━━━━━ Data for analysis ━━━━━

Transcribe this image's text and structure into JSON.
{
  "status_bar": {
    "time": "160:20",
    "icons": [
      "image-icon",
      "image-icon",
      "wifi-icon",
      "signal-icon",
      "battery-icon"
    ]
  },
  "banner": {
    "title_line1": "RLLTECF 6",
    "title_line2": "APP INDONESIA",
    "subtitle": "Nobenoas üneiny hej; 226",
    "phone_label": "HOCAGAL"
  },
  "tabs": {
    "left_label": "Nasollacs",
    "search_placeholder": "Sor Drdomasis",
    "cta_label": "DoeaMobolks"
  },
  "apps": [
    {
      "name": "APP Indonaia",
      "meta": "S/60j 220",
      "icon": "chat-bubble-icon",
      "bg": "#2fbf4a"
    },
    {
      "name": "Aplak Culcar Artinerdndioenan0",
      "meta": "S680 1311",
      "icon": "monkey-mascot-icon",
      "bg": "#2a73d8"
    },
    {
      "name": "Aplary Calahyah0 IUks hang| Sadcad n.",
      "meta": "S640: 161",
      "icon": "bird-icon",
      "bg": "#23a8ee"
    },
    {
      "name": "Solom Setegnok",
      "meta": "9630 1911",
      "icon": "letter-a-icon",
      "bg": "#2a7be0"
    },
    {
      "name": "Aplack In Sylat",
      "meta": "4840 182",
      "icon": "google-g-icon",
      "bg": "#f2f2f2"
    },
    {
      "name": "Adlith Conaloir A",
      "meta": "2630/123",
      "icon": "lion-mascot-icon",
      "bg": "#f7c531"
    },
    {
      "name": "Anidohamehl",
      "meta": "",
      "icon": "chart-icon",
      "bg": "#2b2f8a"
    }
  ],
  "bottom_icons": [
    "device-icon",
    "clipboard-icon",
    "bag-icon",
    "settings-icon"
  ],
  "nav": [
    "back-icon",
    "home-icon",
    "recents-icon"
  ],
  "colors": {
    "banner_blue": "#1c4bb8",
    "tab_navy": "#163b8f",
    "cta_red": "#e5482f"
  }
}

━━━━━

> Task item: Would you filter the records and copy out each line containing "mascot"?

> Task result:
      "icon": "monkey-mascot-icon",
      "icon": "lion-mascot-icon",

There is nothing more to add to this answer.